=== MATERIAL FOR THIS EXERCISE ===
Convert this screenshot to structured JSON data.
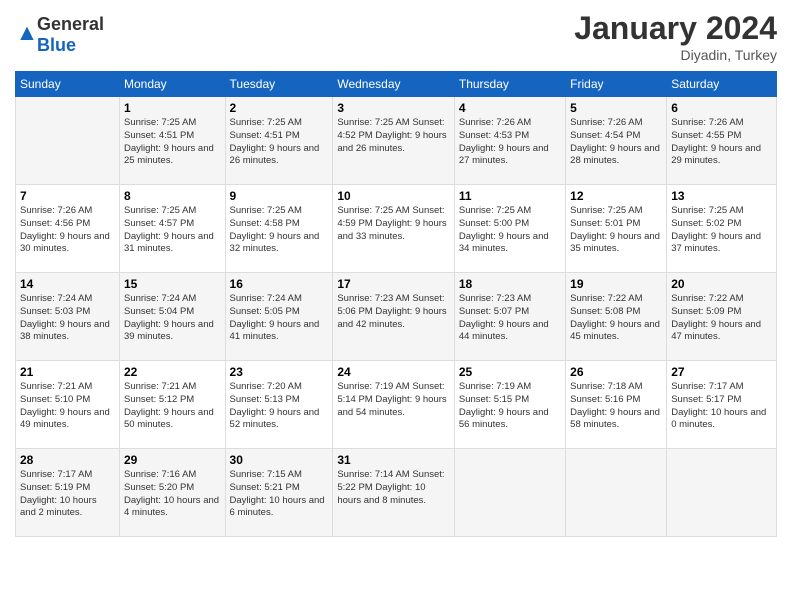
{
  "header": {
    "logo_general": "General",
    "logo_blue": "Blue",
    "month": "January 2024",
    "location": "Diyadin, Turkey"
  },
  "days_of_week": [
    "Sunday",
    "Monday",
    "Tuesday",
    "Wednesday",
    "Thursday",
    "Friday",
    "Saturday"
  ],
  "weeks": [
    [
      {
        "day": "",
        "info": ""
      },
      {
        "day": "1",
        "info": "Sunrise: 7:25 AM\nSunset: 4:51 PM\nDaylight: 9 hours\nand 25 minutes."
      },
      {
        "day": "2",
        "info": "Sunrise: 7:25 AM\nSunset: 4:51 PM\nDaylight: 9 hours\nand 26 minutes."
      },
      {
        "day": "3",
        "info": "Sunrise: 7:25 AM\nSunset: 4:52 PM\nDaylight: 9 hours\nand 26 minutes."
      },
      {
        "day": "4",
        "info": "Sunrise: 7:26 AM\nSunset: 4:53 PM\nDaylight: 9 hours\nand 27 minutes."
      },
      {
        "day": "5",
        "info": "Sunrise: 7:26 AM\nSunset: 4:54 PM\nDaylight: 9 hours\nand 28 minutes."
      },
      {
        "day": "6",
        "info": "Sunrise: 7:26 AM\nSunset: 4:55 PM\nDaylight: 9 hours\nand 29 minutes."
      }
    ],
    [
      {
        "day": "7",
        "info": "Sunrise: 7:26 AM\nSunset: 4:56 PM\nDaylight: 9 hours\nand 30 minutes."
      },
      {
        "day": "8",
        "info": "Sunrise: 7:25 AM\nSunset: 4:57 PM\nDaylight: 9 hours\nand 31 minutes."
      },
      {
        "day": "9",
        "info": "Sunrise: 7:25 AM\nSunset: 4:58 PM\nDaylight: 9 hours\nand 32 minutes."
      },
      {
        "day": "10",
        "info": "Sunrise: 7:25 AM\nSunset: 4:59 PM\nDaylight: 9 hours\nand 33 minutes."
      },
      {
        "day": "11",
        "info": "Sunrise: 7:25 AM\nSunset: 5:00 PM\nDaylight: 9 hours\nand 34 minutes."
      },
      {
        "day": "12",
        "info": "Sunrise: 7:25 AM\nSunset: 5:01 PM\nDaylight: 9 hours\nand 35 minutes."
      },
      {
        "day": "13",
        "info": "Sunrise: 7:25 AM\nSunset: 5:02 PM\nDaylight: 9 hours\nand 37 minutes."
      }
    ],
    [
      {
        "day": "14",
        "info": "Sunrise: 7:24 AM\nSunset: 5:03 PM\nDaylight: 9 hours\nand 38 minutes."
      },
      {
        "day": "15",
        "info": "Sunrise: 7:24 AM\nSunset: 5:04 PM\nDaylight: 9 hours\nand 39 minutes."
      },
      {
        "day": "16",
        "info": "Sunrise: 7:24 AM\nSunset: 5:05 PM\nDaylight: 9 hours\nand 41 minutes."
      },
      {
        "day": "17",
        "info": "Sunrise: 7:23 AM\nSunset: 5:06 PM\nDaylight: 9 hours\nand 42 minutes."
      },
      {
        "day": "18",
        "info": "Sunrise: 7:23 AM\nSunset: 5:07 PM\nDaylight: 9 hours\nand 44 minutes."
      },
      {
        "day": "19",
        "info": "Sunrise: 7:22 AM\nSunset: 5:08 PM\nDaylight: 9 hours\nand 45 minutes."
      },
      {
        "day": "20",
        "info": "Sunrise: 7:22 AM\nSunset: 5:09 PM\nDaylight: 9 hours\nand 47 minutes."
      }
    ],
    [
      {
        "day": "21",
        "info": "Sunrise: 7:21 AM\nSunset: 5:10 PM\nDaylight: 9 hours\nand 49 minutes."
      },
      {
        "day": "22",
        "info": "Sunrise: 7:21 AM\nSunset: 5:12 PM\nDaylight: 9 hours\nand 50 minutes."
      },
      {
        "day": "23",
        "info": "Sunrise: 7:20 AM\nSunset: 5:13 PM\nDaylight: 9 hours\nand 52 minutes."
      },
      {
        "day": "24",
        "info": "Sunrise: 7:19 AM\nSunset: 5:14 PM\nDaylight: 9 hours\nand 54 minutes."
      },
      {
        "day": "25",
        "info": "Sunrise: 7:19 AM\nSunset: 5:15 PM\nDaylight: 9 hours\nand 56 minutes."
      },
      {
        "day": "26",
        "info": "Sunrise: 7:18 AM\nSunset: 5:16 PM\nDaylight: 9 hours\nand 58 minutes."
      },
      {
        "day": "27",
        "info": "Sunrise: 7:17 AM\nSunset: 5:17 PM\nDaylight: 10 hours\nand 0 minutes."
      }
    ],
    [
      {
        "day": "28",
        "info": "Sunrise: 7:17 AM\nSunset: 5:19 PM\nDaylight: 10 hours\nand 2 minutes."
      },
      {
        "day": "29",
        "info": "Sunrise: 7:16 AM\nSunset: 5:20 PM\nDaylight: 10 hours\nand 4 minutes."
      },
      {
        "day": "30",
        "info": "Sunrise: 7:15 AM\nSunset: 5:21 PM\nDaylight: 10 hours\nand 6 minutes."
      },
      {
        "day": "31",
        "info": "Sunrise: 7:14 AM\nSunset: 5:22 PM\nDaylight: 10 hours\nand 8 minutes."
      },
      {
        "day": "",
        "info": ""
      },
      {
        "day": "",
        "info": ""
      },
      {
        "day": "",
        "info": ""
      }
    ]
  ]
}
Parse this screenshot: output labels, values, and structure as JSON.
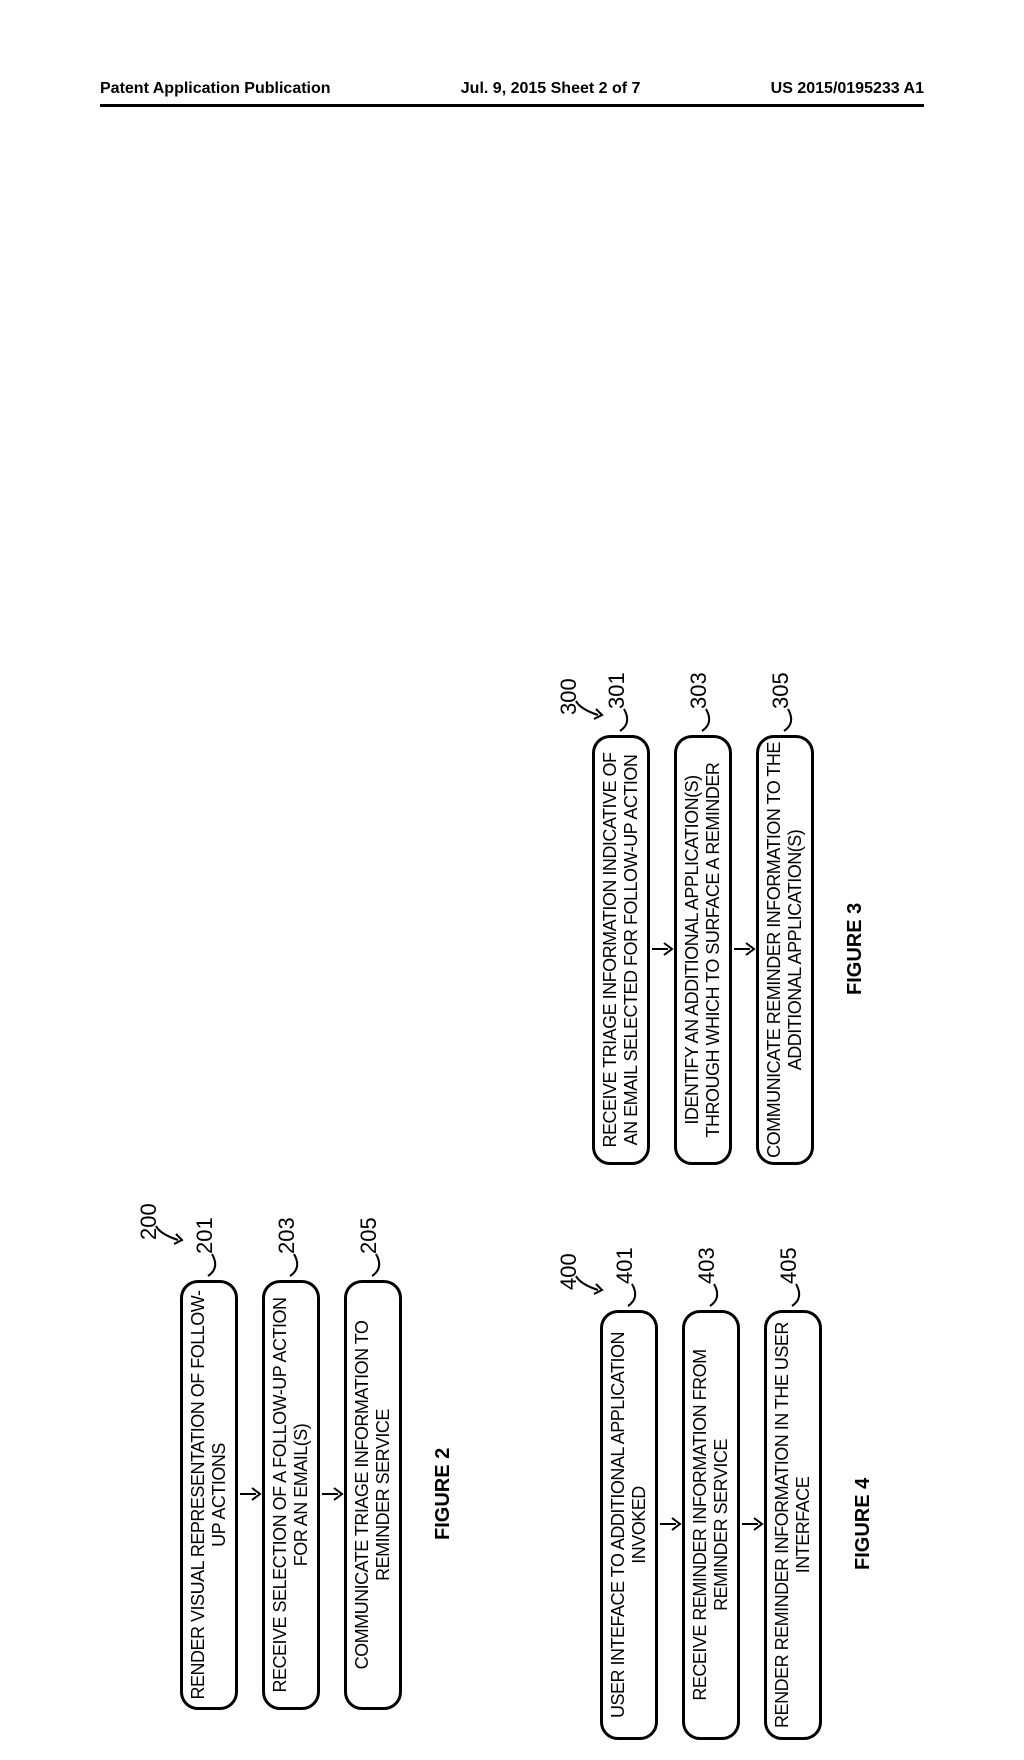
{
  "header": {
    "left": "Patent Application Publication",
    "center": "Jul. 9, 2015  Sheet 2 of 7",
    "right": "US 2015/0195233 A1"
  },
  "fig2": {
    "ref_num": "200",
    "title": "FIGURE 2",
    "steps": [
      {
        "num": "201",
        "text": "RENDER VISUAL REPRESENTATION OF FOLLOW-UP ACTIONS"
      },
      {
        "num": "203",
        "text": "RECEIVE SELECTION OF A FOLLOW-UP ACTION FOR AN EMAIL(S)"
      },
      {
        "num": "205",
        "text": "COMMUNICATE TRIAGE INFORMATION TO REMINDER SERVICE"
      }
    ]
  },
  "fig3": {
    "ref_num": "300",
    "title": "FIGURE 3",
    "steps": [
      {
        "num": "301",
        "text": "RECEIVE TRIAGE INFORMATION INDICATIVE OF AN EMAIL SELECTED FOR FOLLOW-UP ACTION"
      },
      {
        "num": "303",
        "text": "IDENTIFY AN ADDITIONAL APPLICATION(S) THROUGH WHICH TO SURFACE A REMINDER"
      },
      {
        "num": "305",
        "text": "COMMUNICATE REMINDER INFORMATION TO THE ADDITIONAL APPLICATION(S)"
      }
    ]
  },
  "fig4": {
    "ref_num": "400",
    "title": "FIGURE 4",
    "steps": [
      {
        "num": "401",
        "text": "USER INTEFACE TO ADDITIONAL APPLICATION INVOKED"
      },
      {
        "num": "403",
        "text": "RECEIVE REMINDER INFORMATION FROM REMINDER SERVICE"
      },
      {
        "num": "405",
        "text": "RENDER REMINDER INFORMATION IN THE USER INTERFACE"
      }
    ]
  }
}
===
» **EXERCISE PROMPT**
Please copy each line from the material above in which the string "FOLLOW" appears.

» **ANSWER FOR THE TASK**
        "text": "RENDER VISUAL REPRESENTATION OF FOLLOW-UP ACTIONS"
        "text": "RECEIVE SELECTION OF A FOLLOW-UP ACTION FOR AN EMAIL(S)"
        "text": "RECEIVE TRIAGE INFORMATION INDICATIVE OF AN EMAIL SELECTED FOR FOLLOW-UP ACTION"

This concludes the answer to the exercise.